** REQUIRED ACTION **
Take every line from the listing below that includes "image" and copy it.
Segment Start: SUPPLIED MATERIAL
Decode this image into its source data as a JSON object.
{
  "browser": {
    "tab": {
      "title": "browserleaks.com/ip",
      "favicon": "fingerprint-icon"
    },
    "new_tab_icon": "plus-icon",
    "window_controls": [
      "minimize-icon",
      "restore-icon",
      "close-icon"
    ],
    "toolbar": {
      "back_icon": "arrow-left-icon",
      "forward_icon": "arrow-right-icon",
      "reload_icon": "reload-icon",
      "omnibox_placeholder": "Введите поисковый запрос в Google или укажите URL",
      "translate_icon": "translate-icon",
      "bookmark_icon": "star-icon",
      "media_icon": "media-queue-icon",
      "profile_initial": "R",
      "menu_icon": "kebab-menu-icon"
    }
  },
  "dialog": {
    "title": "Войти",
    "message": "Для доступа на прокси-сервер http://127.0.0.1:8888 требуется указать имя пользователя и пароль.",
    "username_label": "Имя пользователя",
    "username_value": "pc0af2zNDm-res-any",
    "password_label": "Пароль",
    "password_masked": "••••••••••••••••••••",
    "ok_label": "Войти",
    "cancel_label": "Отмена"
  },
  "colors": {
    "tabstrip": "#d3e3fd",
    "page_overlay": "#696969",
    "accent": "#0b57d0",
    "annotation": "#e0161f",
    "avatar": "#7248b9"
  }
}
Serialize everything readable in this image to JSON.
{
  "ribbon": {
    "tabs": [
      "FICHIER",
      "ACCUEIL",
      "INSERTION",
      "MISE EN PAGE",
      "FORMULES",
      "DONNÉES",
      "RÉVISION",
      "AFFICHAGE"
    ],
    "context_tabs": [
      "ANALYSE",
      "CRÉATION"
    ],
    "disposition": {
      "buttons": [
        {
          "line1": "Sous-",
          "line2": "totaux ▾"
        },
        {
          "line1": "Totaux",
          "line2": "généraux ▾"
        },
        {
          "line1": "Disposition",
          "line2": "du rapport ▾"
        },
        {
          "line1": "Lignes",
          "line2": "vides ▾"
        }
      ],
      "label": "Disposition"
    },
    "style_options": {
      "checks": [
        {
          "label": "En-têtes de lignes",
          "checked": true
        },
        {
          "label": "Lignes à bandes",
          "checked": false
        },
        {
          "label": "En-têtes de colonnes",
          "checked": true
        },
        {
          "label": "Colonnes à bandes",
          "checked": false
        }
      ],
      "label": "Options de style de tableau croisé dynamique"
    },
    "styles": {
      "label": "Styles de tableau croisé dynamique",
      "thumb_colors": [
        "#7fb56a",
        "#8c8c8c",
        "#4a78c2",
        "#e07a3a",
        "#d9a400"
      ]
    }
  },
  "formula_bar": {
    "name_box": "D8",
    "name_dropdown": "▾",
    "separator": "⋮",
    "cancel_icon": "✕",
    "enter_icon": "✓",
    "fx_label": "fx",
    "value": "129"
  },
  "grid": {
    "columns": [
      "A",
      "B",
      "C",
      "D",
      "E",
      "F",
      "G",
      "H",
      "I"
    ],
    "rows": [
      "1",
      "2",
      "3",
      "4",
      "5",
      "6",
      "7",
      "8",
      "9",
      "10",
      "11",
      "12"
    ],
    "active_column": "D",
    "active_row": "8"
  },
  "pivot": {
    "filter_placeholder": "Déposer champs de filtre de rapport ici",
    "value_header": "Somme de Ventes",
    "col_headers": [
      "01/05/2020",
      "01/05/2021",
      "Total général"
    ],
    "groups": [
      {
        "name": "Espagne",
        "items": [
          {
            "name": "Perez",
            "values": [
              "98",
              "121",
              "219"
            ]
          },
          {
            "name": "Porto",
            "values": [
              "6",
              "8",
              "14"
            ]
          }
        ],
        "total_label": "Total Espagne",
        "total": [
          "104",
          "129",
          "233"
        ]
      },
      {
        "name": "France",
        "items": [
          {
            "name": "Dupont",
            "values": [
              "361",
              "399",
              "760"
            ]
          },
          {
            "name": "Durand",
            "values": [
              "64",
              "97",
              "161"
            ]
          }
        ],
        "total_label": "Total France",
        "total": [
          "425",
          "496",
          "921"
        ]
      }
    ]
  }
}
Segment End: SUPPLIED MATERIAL
** SOLUTION BELOW **
Decode this image into its source data as a JSON object.
Serialize everything readable in this image to JSON.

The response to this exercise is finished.